When most people picture the immune system they usually think of white blood cells patrolling the blood stream, seeking out and destroying bacteria and other foreign invaders. What they don’t usually think about are the trillions of bacteria and other organisms that live inside our gastrointestinal system, and actually help to keep us healthy. Known as the gut’s microbiome, these bacteria and organisms happily coexist within our bodies and play a major supporting role in our immune system. In fact, you might be surprised to learn that up to 80% of the immune system resides in the gastrointestinal tract.
Given that the gut’s microbiome is such a huge component of the immune system, researchers have long sought out a connection between it and autoimmune diseases. Links between an imbalance in the gut’s microbiome and autoimmune ailments such as type I diabetes and Crohn’s disease have already been discovered, so we know that the microbiome influences our immune system and can affect overall health. Recently, MS researchers have begun to investigate the microbiome’s role in the autoimmune destruction of myelin in MS. Scientists from Brigham and Women’s Hospital (BWH) studied people living with MS, and found that they are deficient in one specific type of microbe, Butyricimonas, that suppresses immune-mediated inflammation. They also discovered that people with MS tend to have higher levels of a microbe called Archaea, which can trigger inflammation.
Researchers are so intrigued about the link between the gut’s microbiome and MS that they formed the MS Microbiome Consortium (MSMC). The MSMC is a multidisciplinary collaboration founded by leading MS and microbiome investigators. Their goal is to identify the exact relationship between the gut’s microbiome, and the immune response in MS. They also hope to figure out ways to favorably manipulate the microbiome by observing how it’s changed by genetics, geography, diet, and lifestyle modifications.
In 2014 the MSMC presented interesting data showing that the disease-modifying drug Copaxone influences the behavior of bacteria in the gut. Now researchers are trying to figure out what exact effects MS medications have on the microbiome, and if the microbiome can affect a person’s response to treatments. They are also researching specific probiotic agents and techniques to foster a more favorable microbiome in the gut. In all likelihood, a combination of genetic and environmental influences are responsible for triggering MS. It would be exciting to identify exactly what those triggers are so that we can more effectively treat, and even prevent, MS in the future.
- Could Multiple Sclerosis Begin in the Gut? (Scientific American)

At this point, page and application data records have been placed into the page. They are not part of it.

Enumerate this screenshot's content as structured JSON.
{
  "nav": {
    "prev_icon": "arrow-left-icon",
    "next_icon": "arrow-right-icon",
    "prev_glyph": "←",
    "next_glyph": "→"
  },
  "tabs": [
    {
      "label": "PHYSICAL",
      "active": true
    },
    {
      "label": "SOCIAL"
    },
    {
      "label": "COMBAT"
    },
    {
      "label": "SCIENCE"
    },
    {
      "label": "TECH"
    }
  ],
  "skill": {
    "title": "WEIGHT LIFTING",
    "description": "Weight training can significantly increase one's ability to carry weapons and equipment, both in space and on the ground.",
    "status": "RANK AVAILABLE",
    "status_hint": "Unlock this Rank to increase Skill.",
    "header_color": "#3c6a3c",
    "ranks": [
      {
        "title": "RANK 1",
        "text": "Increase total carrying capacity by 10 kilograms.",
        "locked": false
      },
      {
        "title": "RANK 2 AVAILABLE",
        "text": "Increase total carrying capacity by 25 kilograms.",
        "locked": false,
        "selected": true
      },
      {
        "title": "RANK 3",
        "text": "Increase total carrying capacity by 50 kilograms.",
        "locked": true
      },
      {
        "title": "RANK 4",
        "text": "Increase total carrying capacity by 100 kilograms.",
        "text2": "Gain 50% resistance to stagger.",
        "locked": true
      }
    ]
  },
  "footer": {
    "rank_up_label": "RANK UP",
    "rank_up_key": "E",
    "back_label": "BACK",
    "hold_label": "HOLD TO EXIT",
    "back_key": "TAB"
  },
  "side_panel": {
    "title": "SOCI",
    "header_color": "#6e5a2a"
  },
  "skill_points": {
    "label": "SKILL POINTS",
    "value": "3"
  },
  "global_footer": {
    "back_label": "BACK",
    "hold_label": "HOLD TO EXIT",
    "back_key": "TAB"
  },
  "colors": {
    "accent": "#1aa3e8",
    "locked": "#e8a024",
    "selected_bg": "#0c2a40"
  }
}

- Does Multiple Sclerosis Start with Faulty Gut Bacteria? (Healthline)
- The MS Microbiome Consortium (MSMC)
- Finding Solutions at the World’s Largest MS Meeting (MS Connection Blog)
Stephanie Buxhoeveden MSCN, FNP-BC Stephanie is a nurse practitioner who was diagnosed with MS at age 25. Shortly after being diagnosed she realized she could use her experiences as a patient to make a difference in the lives of others, so she became a multiple sclerosis certified nurse. Stephanie completed her master’s in nursing at Rutgers University, and now specializes in the care of people with MS and other neurological diseases.
Her blog, www.justkeepsmyelin.com, offers a unique perspective on MS from both a healthcare provider’s point of view, and through the eyes of a person living with the disease every day. Her mission is to bring compassion, humor, and a deeper understanding of MS to anyone who reads it. She also writes for MultipleSclerosis.net, MSFocus Magazine, serves as a District Activist Leader for the National MS Society and is on the membership committee of iConquerMS.gut bacteria, microbiome, probiotics and ms